WHAT IS EXPECTED - Write the entries out again in full and unchanged, dropping every image.

EXERCISE MATERIALS -
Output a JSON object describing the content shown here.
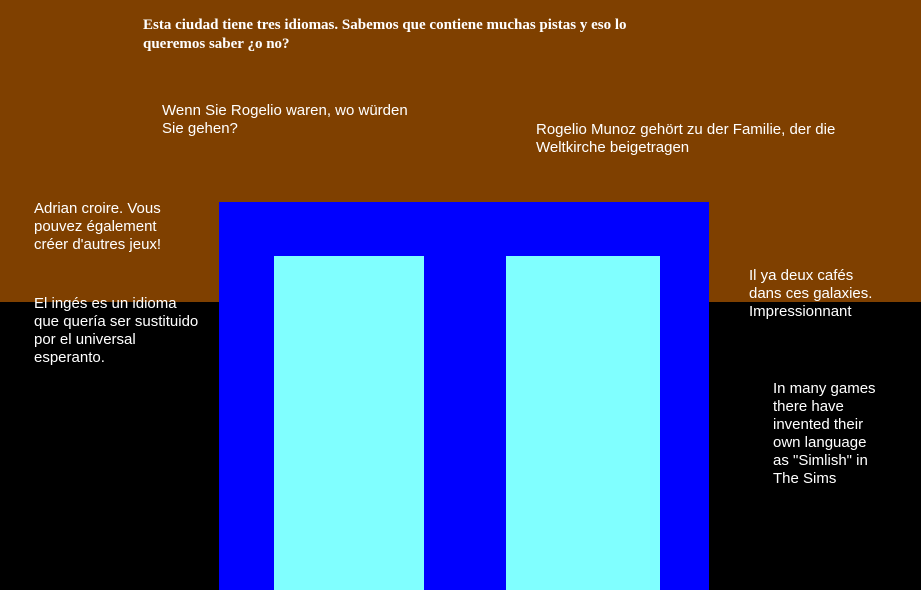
{
  "colors": {
    "sky": "#7f4000",
    "ground": "#000000",
    "building": "#0000ff",
    "window": "#80ffff",
    "text": "#ffffff"
  },
  "headline": "Esta ciudad tiene tres idiomas. Sabemos que contiene muchas pistas y eso lo\nqueremos saber ¿o no?",
  "messages": {
    "german_question": "Wenn Sie Rogelio waren, wo würden\nSie gehen?",
    "german_family": "Rogelio Munoz gehört zu der Familie, der die\nWeltkirche beigetragen",
    "french_games": "Adrian croire. Vous\npouvez également\ncréer d'autres jeux!",
    "spanish_esperanto": "El ingés es un idioma\nque quería ser sustituido\npor el universal\nesperanto.",
    "french_cafes": "Il ya deux cafés\ndans ces galaxies.\nImpressionnant",
    "english_simlish": "In many games\nthere have\ninvented their\nown language\nas \"Simlish\" in\nThe Sims"
  }
}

ANSWER AREA -
Output a JSON object describing the content shown here.
{
  "colors": {
    "sky": "#7f4000",
    "ground": "#000000",
    "building": "#0000ff",
    "window": "#80ffff",
    "text": "#ffffff"
  },
  "headline": "Esta ciudad tiene tres idiomas. Sabemos que contiene muchas pistas y eso lo\nqueremos saber ¿o no?",
  "messages": {
    "german_question": "Wenn Sie Rogelio waren, wo würden\nSie gehen?",
    "german_family": "Rogelio Munoz gehört zu der Familie, der die\nWeltkirche beigetragen",
    "french_games": "Adrian croire. Vous\npouvez également\ncréer d'autres jeux!",
    "spanish_esperanto": "El ingés es un idioma\nque quería ser sustituido\npor el universal\nesperanto.",
    "french_cafes": "Il ya deux cafés\ndans ces galaxies.\nImpressionnant",
    "english_simlish": "In many games\nthere have\ninvented their\nown language\nas \"Simlish\" in\nThe Sims"
  }
}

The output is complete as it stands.